Finally, drug companies and medical device manufacturers will certainly benefit from the new law. While the drug companies did not get everything they wanted, as early versions of the bill included a provision to increase the period before generic drugs are available on the market, the faster approval process and reduced clinical trials will increase their profits. There are legitimate concerns that this will put patient life in danger, but it could equally increase access to necessary treatments, which is a worthy goal. The final effects of this portion of the law will take time to observe, but there are certainly some potential good effects of loosening the extremely strict regulations that control medical products.
Overall, this massive bill seeks to address a number of issues facing American health care. Increased funding for research will help keep the United States at the forefront of medical innovation and spur the next great advances in health treatment. While in the past the mental health landscape in this country was limited and shoddy at best, this law contains many provisions to improve our mental health and substance abuse care, helping to tackle this important issue. Similarly, our massive health care costs each year cause problems to many citizens, but increased options with Medicare will help provide care to some in need. Parts of the bill represent incremental steps forward, while others are larger leaps. All of it, however, is moving toward the goal of improving access to and quality of American health care.
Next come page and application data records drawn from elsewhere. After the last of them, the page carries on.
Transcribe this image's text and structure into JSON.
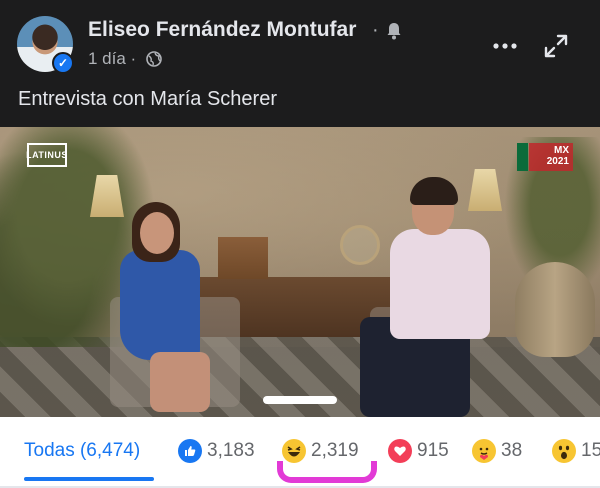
{
  "post": {
    "author_name": "Eliseo Fernández Montufar",
    "separator": "·",
    "time": "1 día",
    "time_separator": "·",
    "text": "Entrevista con María Scherer"
  },
  "video": {
    "channel_logo": "LATINUS",
    "event_logo_line1": "MX",
    "event_logo_line2": "2021"
  },
  "reactions": {
    "all_label": "Todas (6,474)",
    "items": [
      {
        "type": "like",
        "icon": "thumbs-up-icon",
        "count": "3,183"
      },
      {
        "type": "haha",
        "icon": "laughing-face-icon",
        "count": "2,319"
      },
      {
        "type": "love",
        "icon": "heart-icon",
        "count": "915"
      },
      {
        "type": "care",
        "icon": "hugging-face-icon",
        "count": "38"
      },
      {
        "type": "wow",
        "icon": "surprised-face-icon",
        "count": "15"
      }
    ]
  },
  "colors": {
    "accent": "#1877f2",
    "highlight": "#e23ad6",
    "dark_bg": "#1c1c1d"
  }
}
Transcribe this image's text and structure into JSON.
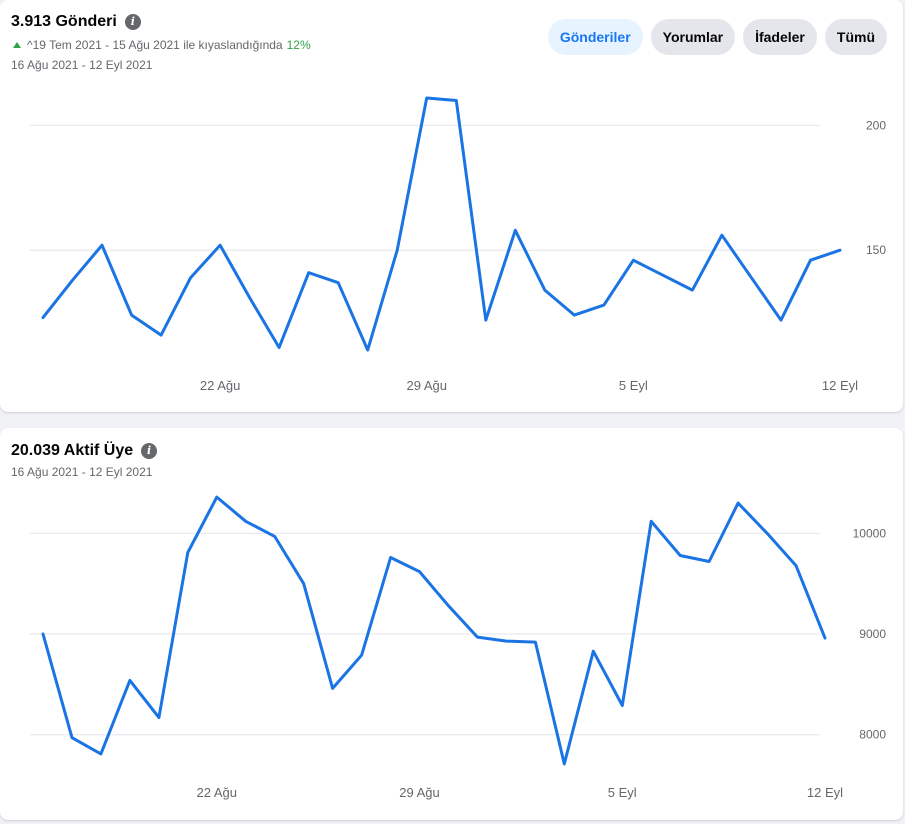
{
  "posts_card": {
    "title": "3.913 Gönderi",
    "comparison_text": "^19 Tem 2021 - 15 Ağu 2021 ile kıyaslandığında",
    "comparison_pct": "12%",
    "date_range": "16 Ağu 2021 - 12 Eyl 2021",
    "buttons": [
      {
        "label": "Gönderiler",
        "active": true
      },
      {
        "label": "Yorumlar",
        "active": false
      },
      {
        "label": "İfadeler",
        "active": false
      },
      {
        "label": "Tümü",
        "active": false
      }
    ]
  },
  "members_card": {
    "title": "20.039 Aktif Üye",
    "date_range": "16 Ağu 2021 - 12 Eyl 2021"
  },
  "colors": {
    "line": "#1b74e4",
    "up": "#31a24c",
    "active_button_text": "#1877f2"
  },
  "chart_data": [
    {
      "type": "line",
      "x": [
        "16 Ağu",
        "17 Ağu",
        "18 Ağu",
        "19 Ağu",
        "20 Ağu",
        "21 Ağu",
        "22 Ağu",
        "23 Ağu",
        "24 Ağu",
        "25 Ağu",
        "26 Ağu",
        "27 Ağu",
        "28 Ağu",
        "29 Ağu",
        "30 Ağu",
        "31 Ağu",
        "1 Eyl",
        "2 Eyl",
        "3 Eyl",
        "4 Eyl",
        "5 Eyl",
        "6 Eyl",
        "7 Eyl",
        "8 Eyl",
        "9 Eyl",
        "10 Eyl",
        "11 Eyl",
        "12 Eyl"
      ],
      "x_tick_labels": [
        "22 Ağu",
        "29 Ağu",
        "5 Eyl",
        "12 Eyl"
      ],
      "y_ticks": [
        150,
        200
      ],
      "ylim": [
        100,
        215
      ],
      "series": [
        {
          "values": [
            123,
            138,
            152,
            124,
            116,
            139,
            152,
            131,
            111,
            141,
            137,
            110,
            150,
            211,
            210,
            122,
            158,
            134,
            124,
            128,
            146,
            140,
            134,
            156,
            139,
            122,
            146,
            150
          ]
        }
      ],
      "grid": true
    },
    {
      "type": "line",
      "x": [
        "16 Ağu",
        "17 Ağu",
        "18 Ağu",
        "19 Ağu",
        "20 Ağu",
        "21 Ağu",
        "22 Ağu",
        "23 Ağu",
        "24 Ağu",
        "25 Ağu",
        "26 Ağu",
        "27 Ağu",
        "28 Ağu",
        "29 Ağu",
        "30 Ağu",
        "31 Ağu",
        "1 Eyl",
        "2 Eyl",
        "3 Eyl",
        "4 Eyl",
        "5 Eyl",
        "6 Eyl",
        "7 Eyl",
        "8 Eyl",
        "9 Eyl",
        "10 Eyl",
        "11 Eyl",
        "12 Eyl"
      ],
      "x_tick_labels": [
        "22 Ağu",
        "29 Ağu",
        "5 Eyl",
        "12 Eyl"
      ],
      "y_ticks": [
        8000,
        9000,
        10000
      ],
      "ylim": [
        7600,
        10500
      ],
      "series": [
        {
          "values": [
            9000,
            7970,
            7810,
            8540,
            8170,
            9810,
            10360,
            10120,
            9970,
            9500,
            8460,
            8790,
            9760,
            9620,
            9280,
            8970,
            8930,
            8920,
            7710,
            8830,
            8290,
            10120,
            9780,
            9720,
            10300,
            10000,
            9680,
            8960
          ]
        }
      ],
      "grid": true
    }
  ]
}
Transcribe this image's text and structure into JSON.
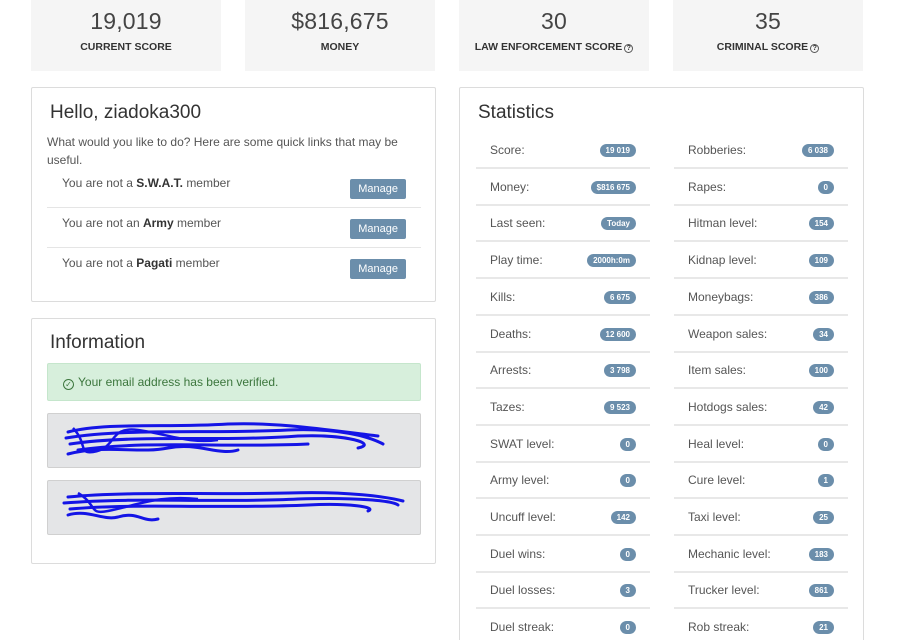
{
  "top_stats": [
    {
      "value": "19,019",
      "label": "CURRENT SCORE",
      "help": false
    },
    {
      "value": "$816,675",
      "label": "MONEY",
      "help": false
    },
    {
      "value": "30",
      "label": "LAW ENFORCEMENT SCORE",
      "help": true
    },
    {
      "value": "35",
      "label": "CRIMINAL SCORE",
      "help": true
    }
  ],
  "hello": {
    "title": "Hello, ziadoka300",
    "intro": "What would you like to do? Here are some quick links that may be useful.",
    "memberships": [
      {
        "prefix": "You are not a",
        "group": "S.W.A.T.",
        "suffix": "member",
        "button": "Manage"
      },
      {
        "prefix": "You are not an",
        "group": "Army",
        "suffix": "member",
        "button": "Manage"
      },
      {
        "prefix": "You are not a",
        "group": "Pagati",
        "suffix": "member",
        "button": "Manage"
      }
    ]
  },
  "information": {
    "title": "Information",
    "alert": "Your email address has been verified."
  },
  "statistics": {
    "title": "Statistics",
    "left": [
      {
        "label": "Score:",
        "value": "19 019"
      },
      {
        "label": "Money:",
        "value": "$816 675"
      },
      {
        "label": "Last seen:",
        "value": "Today"
      },
      {
        "label": "Play time:",
        "value": "2000h:0m"
      },
      {
        "label": "Kills:",
        "value": "6 675"
      },
      {
        "label": "Deaths:",
        "value": "12 600"
      },
      {
        "label": "Arrests:",
        "value": "3 798"
      },
      {
        "label": "Tazes:",
        "value": "9 523"
      },
      {
        "label": "SWAT level:",
        "value": "0"
      },
      {
        "label": "Army level:",
        "value": "0"
      },
      {
        "label": "Uncuff level:",
        "value": "142"
      },
      {
        "label": "Duel wins:",
        "value": "0"
      },
      {
        "label": "Duel losses:",
        "value": "3"
      },
      {
        "label": "Duel streak:",
        "value": "0"
      }
    ],
    "right": [
      {
        "label": "Robberies:",
        "value": "6 038"
      },
      {
        "label": "Rapes:",
        "value": "0"
      },
      {
        "label": "Hitman level:",
        "value": "154"
      },
      {
        "label": "Kidnap level:",
        "value": "109"
      },
      {
        "label": "Moneybags:",
        "value": "386"
      },
      {
        "label": "Weapon sales:",
        "value": "34"
      },
      {
        "label": "Item sales:",
        "value": "100"
      },
      {
        "label": "Hotdogs sales:",
        "value": "42"
      },
      {
        "label": "Heal level:",
        "value": "0"
      },
      {
        "label": "Cure level:",
        "value": "1"
      },
      {
        "label": "Taxi level:",
        "value": "25"
      },
      {
        "label": "Mechanic level:",
        "value": "183"
      },
      {
        "label": "Trucker level:",
        "value": "861"
      },
      {
        "label": "Rob streak:",
        "value": "21"
      }
    ]
  }
}
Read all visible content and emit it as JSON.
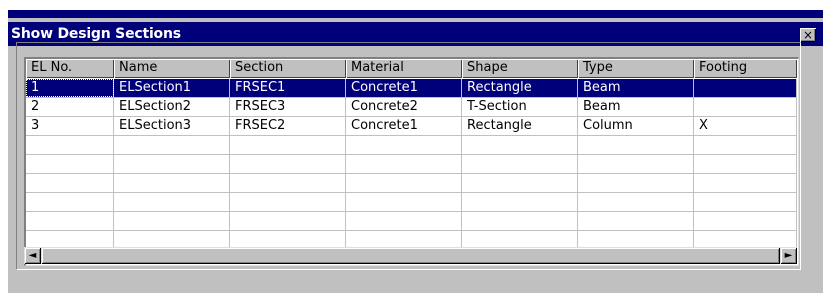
{
  "window": {
    "title": "Show Design Sections",
    "close_glyph": "×"
  },
  "table": {
    "columns": [
      "EL No.",
      "Name",
      "Section",
      "Material",
      "Shape",
      "Type",
      "Footing"
    ],
    "rows": [
      [
        "1",
        "ELSection1",
        "FRSEC1",
        "Concrete1",
        "Rectangle",
        "Beam",
        ""
      ],
      [
        "2",
        "ELSection2",
        "FRSEC3",
        "Concrete2",
        "T-Section",
        "Beam",
        ""
      ],
      [
        "3",
        "ELSection3",
        "FRSEC2",
        "Concrete1",
        "Rectangle",
        "Column",
        "X"
      ]
    ],
    "selected_row": "1",
    "empty_row_count": 6
  },
  "scrollbar": {
    "left_arrow": "◄",
    "right_arrow": "►"
  },
  "colors": {
    "title_bar": "#00007b",
    "selection": "#00007b",
    "face": "#c0c0c0"
  }
}
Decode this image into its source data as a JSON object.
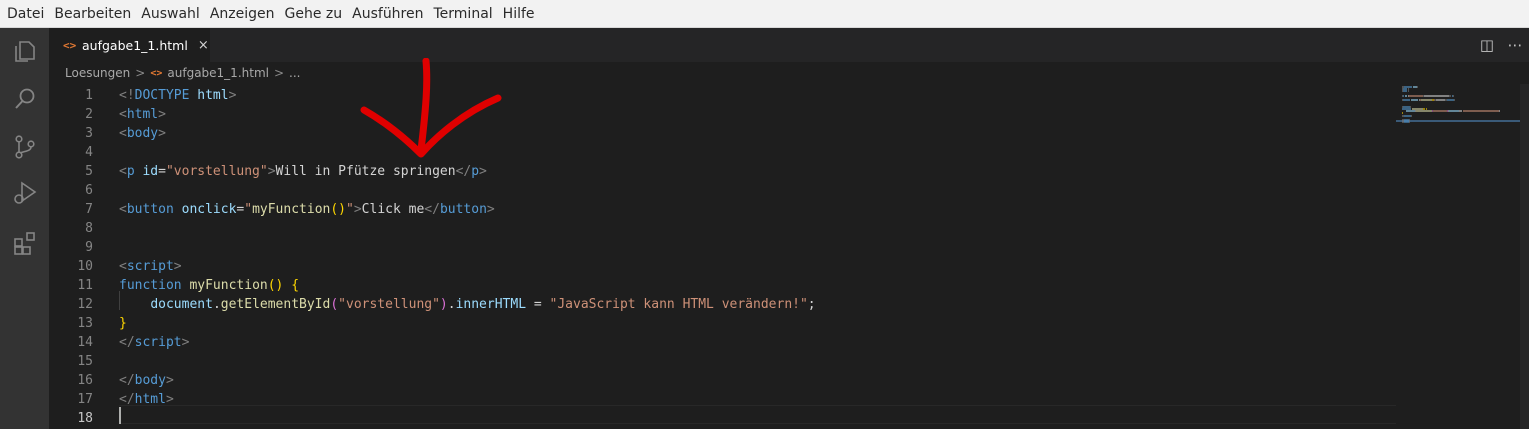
{
  "menu": {
    "items": [
      "Datei",
      "Bearbeiten",
      "Auswahl",
      "Anzeigen",
      "Gehe zu",
      "Ausführen",
      "Terminal",
      "Hilfe"
    ]
  },
  "activitybar": {
    "icons": [
      "explorer-icon",
      "search-icon",
      "source-control-icon",
      "run-debug-icon",
      "extensions-icon"
    ]
  },
  "tab": {
    "icon": "<>",
    "label": "aufgabe1_1.html",
    "close": "×"
  },
  "editor_actions": {
    "split": "◫",
    "more": "⋯"
  },
  "breadcrumbs": {
    "folder": "Loesungen",
    "separator": ">",
    "file_icon": "<>",
    "file": "aufgabe1_1.html",
    "rest": "..."
  },
  "editor": {
    "line_numbers": [
      "1",
      "2",
      "3",
      "4",
      "5",
      "6",
      "7",
      "8",
      "9",
      "10",
      "11",
      "12",
      "13",
      "14",
      "15",
      "16",
      "17",
      "18"
    ],
    "active_line": "18",
    "lines": [
      [
        [
          "t-tag",
          "<!"
        ],
        [
          "t-name",
          "DOCTYPE"
        ],
        [
          "t-text",
          " "
        ],
        [
          "t-attr",
          "html"
        ],
        [
          "t-tag",
          ">"
        ]
      ],
      [
        [
          "t-tag",
          "<"
        ],
        [
          "t-name",
          "html"
        ],
        [
          "t-tag",
          ">"
        ]
      ],
      [
        [
          "t-tag",
          "<"
        ],
        [
          "t-name",
          "body"
        ],
        [
          "t-tag",
          ">"
        ]
      ],
      [],
      [
        [
          "t-tag",
          "<"
        ],
        [
          "t-name",
          "p"
        ],
        [
          "t-text",
          " "
        ],
        [
          "t-attr",
          "id"
        ],
        [
          "t-text",
          "="
        ],
        [
          "t-str",
          "\"vorstellung\""
        ],
        [
          "t-tag",
          ">"
        ],
        [
          "t-text",
          "Will in Pfütze springen"
        ],
        [
          "t-tag",
          "</"
        ],
        [
          "t-name",
          "p"
        ],
        [
          "t-tag",
          ">"
        ]
      ],
      [],
      [
        [
          "t-tag",
          "<"
        ],
        [
          "t-name",
          "button"
        ],
        [
          "t-text",
          " "
        ],
        [
          "t-attr",
          "onclick"
        ],
        [
          "t-text",
          "="
        ],
        [
          "t-str",
          "\""
        ],
        [
          "t-fn",
          "myFunction"
        ],
        [
          "t-brace",
          "()"
        ],
        [
          "t-str",
          "\""
        ],
        [
          "t-tag",
          ">"
        ],
        [
          "t-text",
          "Click me"
        ],
        [
          "t-tag",
          "</"
        ],
        [
          "t-name",
          "button"
        ],
        [
          "t-tag",
          ">"
        ]
      ],
      [],
      [],
      [
        [
          "t-tag",
          "<"
        ],
        [
          "t-name",
          "script"
        ],
        [
          "t-tag",
          ">"
        ]
      ],
      [
        [
          "t-kw",
          "function"
        ],
        [
          "t-text",
          " "
        ],
        [
          "t-fn",
          "myFunction"
        ],
        [
          "t-brace",
          "()"
        ],
        [
          "t-text",
          " "
        ],
        [
          "t-brace",
          "{"
        ]
      ],
      [
        [
          "t-text",
          "    "
        ],
        [
          "t-var",
          "document"
        ],
        [
          "t-text",
          "."
        ],
        [
          "t-fn",
          "getElementById"
        ],
        [
          "t-paren",
          "("
        ],
        [
          "t-str",
          "\"vorstellung\""
        ],
        [
          "t-paren",
          ")"
        ],
        [
          "t-text",
          "."
        ],
        [
          "t-var",
          "innerHTML"
        ],
        [
          "t-text",
          " = "
        ],
        [
          "t-str",
          "\"JavaScript kann HTML verändern!\""
        ],
        [
          "t-text",
          ";"
        ]
      ],
      [
        [
          "t-brace",
          "}"
        ]
      ],
      [
        [
          "t-tag",
          "</"
        ],
        [
          "t-name",
          "script"
        ],
        [
          "t-tag",
          ">"
        ]
      ],
      [],
      [
        [
          "t-tag",
          "</"
        ],
        [
          "t-name",
          "body"
        ],
        [
          "t-tag",
          ">"
        ]
      ],
      [
        [
          "t-tag",
          "</"
        ],
        [
          "t-name",
          "html"
        ],
        [
          "t-tag",
          ">"
        ]
      ],
      []
    ]
  },
  "colors": {
    "accent": "#e37933",
    "annotation": "#e00000",
    "background": "#1e1e1e"
  }
}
Despite its flaws, I would have sided with those who voted “yea” on this bill to improve health care, and create cures, in the 21st century.